__Exercise requirements__. Across the records below, count every line that contains the string "크리에이터", then report the count alone.

__Exercise data__.
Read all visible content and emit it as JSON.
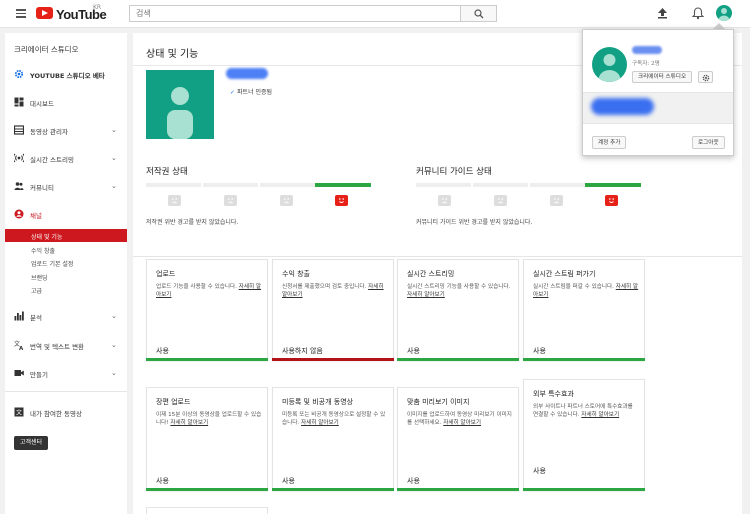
{
  "header": {
    "logo_text": "YouTube",
    "region": "KR",
    "search_placeholder": "검색"
  },
  "sidebar": {
    "title": "크리에이터 스튜디오",
    "items": [
      {
        "label": "YOUTUBE 스튜디오 베타",
        "icon": "gear-icon"
      },
      {
        "label": "대시보드",
        "icon": "dashboard-icon"
      },
      {
        "label": "동영상 관리자",
        "icon": "video-manager-icon"
      },
      {
        "label": "실시간 스트리밍",
        "icon": "live-icon"
      },
      {
        "label": "커뮤니티",
        "icon": "community-icon"
      },
      {
        "label": "채널",
        "icon": "channel-icon"
      },
      {
        "label": "분석",
        "icon": "analytics-icon"
      },
      {
        "label": "번역 및 텍스트 변환",
        "icon": "translate-icon"
      },
      {
        "label": "만들기",
        "icon": "create-icon"
      },
      {
        "label": "내가 참여한 동영상",
        "icon": "contributions-icon"
      }
    ],
    "channel_subitems": [
      "상태 및 기능",
      "수익 창출",
      "업로드 기본 설정",
      "브랜딩",
      "고급"
    ],
    "help_button": "고객센터"
  },
  "main": {
    "page_title": "상태 및 기능",
    "partner_verified": "파트너 인증됨",
    "copyright": {
      "title": "저작권 상태",
      "message": "저작권 위반 경고를 받지 않았습니다."
    },
    "community": {
      "title": "커뮤니티 가이드 상태",
      "message": "커뮤니티 가이드 위반 경고를 받지 않았습니다."
    },
    "cards": [
      {
        "title": "업로드",
        "desc": "업로드 기능을 사용할 수 있습니다. ",
        "link": "자세히 알아보기",
        "status": "사용",
        "state": "enabled"
      },
      {
        "title": "수익 창출",
        "desc": "신청서를 제출했으며 검토 중입니다. ",
        "link": "자세히 알아보기",
        "status": "사용하지 않음",
        "state": "disabled"
      },
      {
        "title": "실시간 스트리밍",
        "desc": "실시간 스트리밍 기능을 사용할 수 있습니다. ",
        "link": "자세히 알아보기",
        "status": "사용",
        "state": "enabled"
      },
      {
        "title": "실시간 스트림 퍼가기",
        "desc": "실시간 스트림을 퍼갈 수 있습니다. ",
        "link": "자세히 알아보기",
        "status": "사용",
        "state": "enabled"
      },
      {
        "title": "장편 업로드",
        "desc": "이제 15분 이상의 동영상을 업로드할 수 있습니다! ",
        "link": "자세히 알아보기",
        "status": "사용",
        "state": "enabled"
      },
      {
        "title": "미등록 및 비공개 동영상",
        "desc": "미등록 또는 비공개 동영상으로 설정할 수 있습니다. ",
        "link": "자세히 알아보기",
        "status": "사용",
        "state": "enabled"
      },
      {
        "title": "맞춤 미리보기 이미지",
        "desc": "이미지를 업로드하여 동영상 미리보기 이미지를 선택하세요. ",
        "link": "자세히 알아보기",
        "status": "사용",
        "state": "enabled"
      },
      {
        "title": "외부 특수효과",
        "desc": "외부 사이트나 파트너 스토어에 특수효과를 연결할 수 있습니다. ",
        "link": "자세히 알아보기",
        "status": "사용",
        "state": "enabled"
      }
    ]
  },
  "account_popup": {
    "subscribers": "구독자: 2명",
    "studio_button": "크리에이터 스튜디오",
    "add_account": "계정 추가",
    "logout": "로그아웃"
  },
  "colors": {
    "accent_red": "#cc181e",
    "enabled_green": "#2ba640",
    "disabled_red": "#b31217",
    "avatar_teal": "#11a083"
  }
}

__Exercise solution__. 2